A review of Enchanted Conversation, Volume 1, Issue 4
It’s always satisfying for me to read new fairy tale explorations. It’s even more satisfying when those explorations are from Paradoxes regulars. Issue 4 of Enchanted Conversation features a piece from Eric, who’s been commenting here from the first post. And the magazine itself is largely the idea of Kate Wolford, the editor and a faithful Paradoxes reader. Or perhaps I should say I’m a faithful reader of hers? It sort of happened at the same time, and these things are inevitably subjective.
Issue 4, Hansel and Gretel, is the final issue of a triumphant first volume. It demonstrates a firmer, easier control of the subject matter than in previous issues. Despite diverse and sharply different narrative voices within the issue, it reads as a unified whole, with a striking and appealing harmony. In fact, that harmony is both the issue’s greatest strength and its greatest weakness.
Fairy tale enthusiasts of all kinds, rejoice. The highly anticipated fourth issue of Enchanted Conversation is live online. It continues their ongoing project of reimagining fairy tales through weird, beautiful, troubling, or hilarious retellings.
If you’re not familiar with this wonderful online journal, take the time now. Each issue so far has centred around a specific tale, and Issue 4 considers Hansel and Gretel. Each retelling seems to have a different voice and a different perspective; the editorial staff have outdone themselves this time bringing together a tightly unified, well-written, but diverse issue. Ever wonder what wicked witches watch on reality TV? Or what happens to your mind when you live in a house made of gingerbread? Here’s your chance to find out.
This issue is particularly memorable for me, because it features a story from Paradoxes regular Eric, who also happens to be my brother. He doesn’t mind admitting that The White Bird is his first published fiction, but probably won’t tell you that it’s also his first attempt at publishing fiction. It’s a tale that haunts your heart with hope, even while taking away what you thought were your reasons for hope—to give you new ones.

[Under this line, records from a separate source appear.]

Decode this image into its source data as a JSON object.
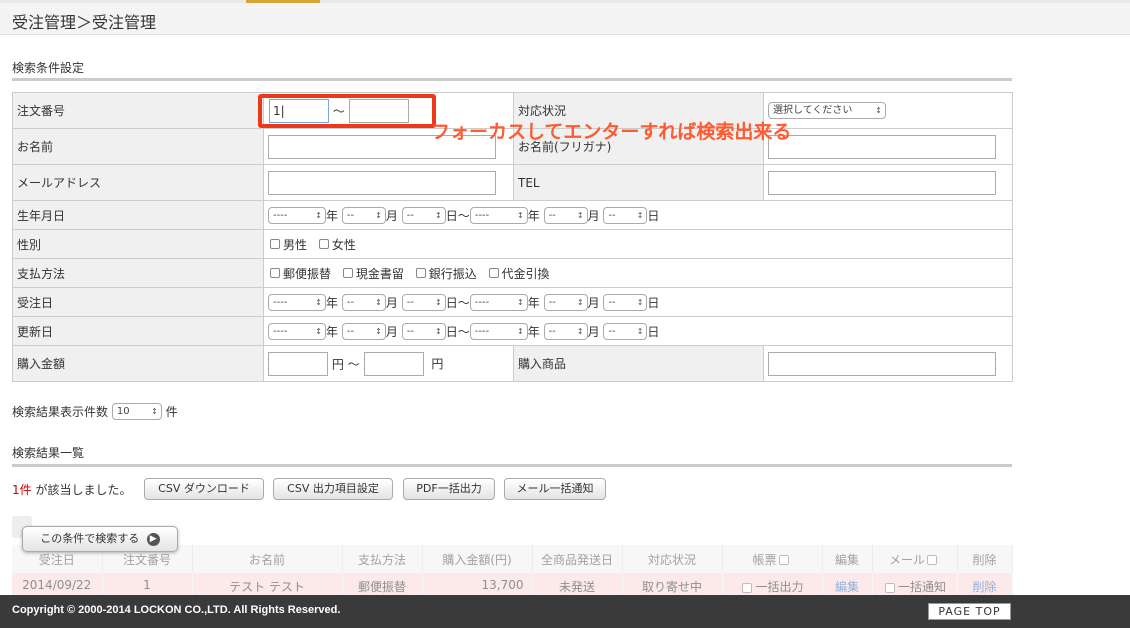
{
  "page_title": "受注管理＞受注管理",
  "colors": {
    "accent_tab": "#d5a536",
    "highlight": "#ea3a1a",
    "annotation": "#ff5a30",
    "result_row": "#f9d7d8",
    "count_red": "#cc0000"
  },
  "search_section": {
    "heading": "検索条件設定",
    "order_no": {
      "label": "注文番号",
      "from_value": "1|",
      "sep": "〜"
    },
    "status": {
      "label": "対応状況",
      "select": "選択してください"
    },
    "name": {
      "label": "お名前",
      "kana_label": "お名前(フリガナ)"
    },
    "email": {
      "label": "メールアドレス",
      "tel_label": "TEL"
    },
    "birthday": {
      "label": "生年月日"
    },
    "sex": {
      "label": "性別",
      "options": [
        "男性",
        "女性"
      ]
    },
    "payment": {
      "label": "支払方法",
      "options": [
        "郵便振替",
        "現金書留",
        "銀行振込",
        "代金引換"
      ]
    },
    "order_date": {
      "label": "受注日"
    },
    "update_date": {
      "label": "更新日"
    },
    "date_parts": {
      "year_select": "----",
      "md_select": "--",
      "year": "年",
      "month": "月",
      "day": "日",
      "tilde": "〜"
    },
    "amount": {
      "label": "購入金額",
      "unit": "円",
      "sep": "〜",
      "product_label": "購入商品"
    },
    "per_page": {
      "label": "検索結果表示件数",
      "value": "10",
      "unit": "件"
    }
  },
  "annotation": "フォーカスしてエンターすれば検索出来る",
  "results": {
    "heading": "検索結果一覧",
    "count": "1件",
    "count_suffix": "が該当しました。",
    "buttons": [
      "CSV ダウンロード",
      "CSV 出力項目設定",
      "PDF一括出力",
      "メール一括通知"
    ],
    "search_button": "この条件で検索する",
    "columns": [
      "受注日",
      "注文番号",
      "お名前",
      "支払方法",
      "購入金額(円)",
      "全商品発送日",
      "対応状況",
      "帳票",
      "編集",
      "メール",
      "削除"
    ],
    "rows": [
      {
        "date": "2014/09/22",
        "order_no": "1",
        "name": "テスト テスト",
        "payment": "郵便振替",
        "amount": "13,700",
        "ship": "未発送",
        "status": "取り寄せ中",
        "doc": "一括出力",
        "edit": "編集",
        "mail": "一括通知",
        "del": "削除"
      }
    ]
  },
  "footer": {
    "copyright": "Copyright © 2000-2014 LOCKON CO.,LTD. All Rights Reserved.",
    "page_top": "PAGE TOP"
  }
}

I’ll be posting a full review of Issue 4 next week, but get a head start on the readings, form your own opinions, and enter the enchanted conversation.
Good Sabbath, everyone.